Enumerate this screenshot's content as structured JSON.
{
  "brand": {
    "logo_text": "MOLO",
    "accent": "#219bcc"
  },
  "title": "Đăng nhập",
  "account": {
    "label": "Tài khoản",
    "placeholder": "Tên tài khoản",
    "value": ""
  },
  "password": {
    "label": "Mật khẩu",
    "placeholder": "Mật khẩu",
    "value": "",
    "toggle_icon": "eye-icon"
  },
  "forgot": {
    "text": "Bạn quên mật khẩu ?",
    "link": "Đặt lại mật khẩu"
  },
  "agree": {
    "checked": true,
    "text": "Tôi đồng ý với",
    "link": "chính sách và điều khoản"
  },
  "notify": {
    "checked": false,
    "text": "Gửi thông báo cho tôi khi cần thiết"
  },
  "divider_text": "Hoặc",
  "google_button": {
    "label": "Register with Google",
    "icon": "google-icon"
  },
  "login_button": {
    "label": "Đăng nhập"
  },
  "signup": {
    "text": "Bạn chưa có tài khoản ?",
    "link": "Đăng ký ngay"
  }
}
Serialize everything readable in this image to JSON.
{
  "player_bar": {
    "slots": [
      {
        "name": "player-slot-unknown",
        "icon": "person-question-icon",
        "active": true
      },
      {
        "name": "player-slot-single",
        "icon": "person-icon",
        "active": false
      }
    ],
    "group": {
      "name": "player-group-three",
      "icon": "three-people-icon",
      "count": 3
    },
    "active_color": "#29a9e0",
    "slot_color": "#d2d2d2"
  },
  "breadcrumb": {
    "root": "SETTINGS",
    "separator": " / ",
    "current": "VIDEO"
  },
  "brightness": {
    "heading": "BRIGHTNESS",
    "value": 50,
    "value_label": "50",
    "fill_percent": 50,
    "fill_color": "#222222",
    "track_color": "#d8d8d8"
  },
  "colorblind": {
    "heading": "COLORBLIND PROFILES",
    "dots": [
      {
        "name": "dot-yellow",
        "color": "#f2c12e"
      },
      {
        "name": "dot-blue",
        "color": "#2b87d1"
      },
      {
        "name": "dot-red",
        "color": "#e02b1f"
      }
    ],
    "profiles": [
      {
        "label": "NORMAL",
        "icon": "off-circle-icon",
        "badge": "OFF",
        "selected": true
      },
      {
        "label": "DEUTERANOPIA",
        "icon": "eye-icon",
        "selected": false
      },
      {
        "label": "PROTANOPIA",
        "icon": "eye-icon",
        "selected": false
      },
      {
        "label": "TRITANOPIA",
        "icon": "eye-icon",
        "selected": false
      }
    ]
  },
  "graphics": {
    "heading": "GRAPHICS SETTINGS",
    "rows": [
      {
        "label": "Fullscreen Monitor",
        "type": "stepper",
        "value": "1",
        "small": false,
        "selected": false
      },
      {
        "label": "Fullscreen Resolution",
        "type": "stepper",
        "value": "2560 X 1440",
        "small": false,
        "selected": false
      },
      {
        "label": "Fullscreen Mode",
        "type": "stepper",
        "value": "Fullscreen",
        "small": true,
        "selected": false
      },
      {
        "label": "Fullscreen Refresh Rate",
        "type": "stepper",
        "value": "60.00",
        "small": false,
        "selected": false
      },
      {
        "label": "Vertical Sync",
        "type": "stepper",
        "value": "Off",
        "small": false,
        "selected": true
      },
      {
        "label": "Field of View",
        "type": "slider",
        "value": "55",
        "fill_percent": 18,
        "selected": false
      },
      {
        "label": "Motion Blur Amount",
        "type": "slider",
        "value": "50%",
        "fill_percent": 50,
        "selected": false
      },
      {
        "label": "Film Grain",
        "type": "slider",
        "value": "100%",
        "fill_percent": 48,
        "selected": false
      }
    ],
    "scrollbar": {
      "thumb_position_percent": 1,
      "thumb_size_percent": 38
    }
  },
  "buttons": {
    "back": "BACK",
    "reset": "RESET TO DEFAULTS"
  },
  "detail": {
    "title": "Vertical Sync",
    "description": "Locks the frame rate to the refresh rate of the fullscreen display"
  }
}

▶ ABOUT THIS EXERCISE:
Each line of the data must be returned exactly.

▶ EXERCISE ANSWER:
Enumerate this screenshot's content as structured JSON.
{
  "brand": {
    "logo_text": "MOLO",
    "accent": "#219bcc"
  },
  "title": "Đăng nhập",
  "account": {
    "label": "Tài khoản",
    "placeholder": "Tên tài khoản",
    "value": ""
  },
  "password": {
    "label": "Mật khẩu",
    "placeholder": "Mật khẩu",
    "value": "",
    "toggle_icon": "eye-icon"
  },
  "forgot": {
    "text": "Bạn quên mật khẩu ?",
    "link": "Đặt lại mật khẩu"
  },
  "agree": {
    "checked": true,
    "text": "Tôi đồng ý với",
    "link": "chính sách và điều khoản"
  },
  "notify": {
    "checked": false,
    "text": "Gửi thông báo cho tôi khi cần thiết"
  },
  "divider_text": "Hoặc",
  "google_button": {
    "label": "Register with Google",
    "icon": "google-icon"
  },
  "login_button": {
    "label": "Đăng nhập"
  },
  "signup": {
    "text": "Bạn chưa có tài khoản ?",
    "link": "Đăng ký ngay"
  }
}
Serialize everything readable in this image to JSON.
{
  "player_bar": {
    "slots": [
      {
        "name": "player-slot-unknown",
        "icon": "person-question-icon",
        "active": true
      },
      {
        "name": "player-slot-single",
        "icon": "person-icon",
        "active": false
      }
    ],
    "group": {
      "name": "player-group-three",
      "icon": "three-people-icon",
      "count": 3
    },
    "active_color": "#29a9e0",
    "slot_color": "#d2d2d2"
  },
  "breadcrumb": {
    "root": "SETTINGS",
    "separator": " / ",
    "current": "VIDEO"
  },
  "brightness": {
    "heading": "BRIGHTNESS",
    "value": 50,
    "value_label": "50",
    "fill_percent": 50,
    "fill_color": "#222222",
    "track_color": "#d8d8d8"
  },
  "colorblind": {
    "heading": "COLORBLIND PROFILES",
    "dots": [
      {
        "name": "dot-yellow",
        "color": "#f2c12e"
      },
      {
        "name": "dot-blue",
        "color": "#2b87d1"
      },
      {
        "name": "dot-red",
        "color": "#e02b1f"
      }
    ],
    "profiles": [
      {
        "label": "NORMAL",
        "icon": "off-circle-icon",
        "badge": "OFF",
        "selected": true
      },
      {
        "label": "DEUTERANOPIA",
        "icon": "eye-icon",
        "selected": false
      },
      {
        "label": "PROTANOPIA",
        "icon": "eye-icon",
        "selected": false
      },
      {
        "label": "TRITANOPIA",
        "icon": "eye-icon",
        "selected": false
      }
    ]
  },
  "graphics": {
    "heading": "GRAPHICS SETTINGS",
    "rows": [
      {
        "label": "Fullscreen Monitor",
        "type": "stepper",
        "value": "1",
        "small": false,
        "selected": false
      },
      {
        "label": "Fullscreen Resolution",
        "type": "stepper",
        "value": "2560 X 1440",
        "small": false,
        "selected": false
      },
      {
        "label": "Fullscreen Mode",
        "type": "stepper",
        "value": "Fullscreen",
        "small": true,
        "selected": false
      },
      {
        "label": "Fullscreen Refresh Rate",
        "type": "stepper",
        "value": "60.00",
        "small": false,
        "selected": false
      },
      {
        "label": "Vertical Sync",
        "type": "stepper",
        "value": "Off",
        "small": false,
        "selected": true
      },
      {
        "label": "Field of View",
        "type": "slider",
        "value": "55",
        "fill_percent": 18,
        "selected": false
      },
      {
        "label": "Motion Blur Amount",
        "type": "slider",
        "value": "50%",
        "fill_percent": 50,
        "selected": false
      },
      {
        "label": "Film Grain",
        "type": "slider",
        "value": "100%",
        "fill_percent": 48,
        "selected": false
      }
    ],
    "scrollbar": {
      "thumb_position_percent": 1,
      "thumb_size_percent": 38
    }
  },
  "buttons": {
    "back": "BACK",
    "reset": "RESET TO DEFAULTS"
  },
  "detail": {
    "title": "Vertical Sync",
    "description": "Locks the frame rate to the refresh rate of the fullscreen display"
  }
}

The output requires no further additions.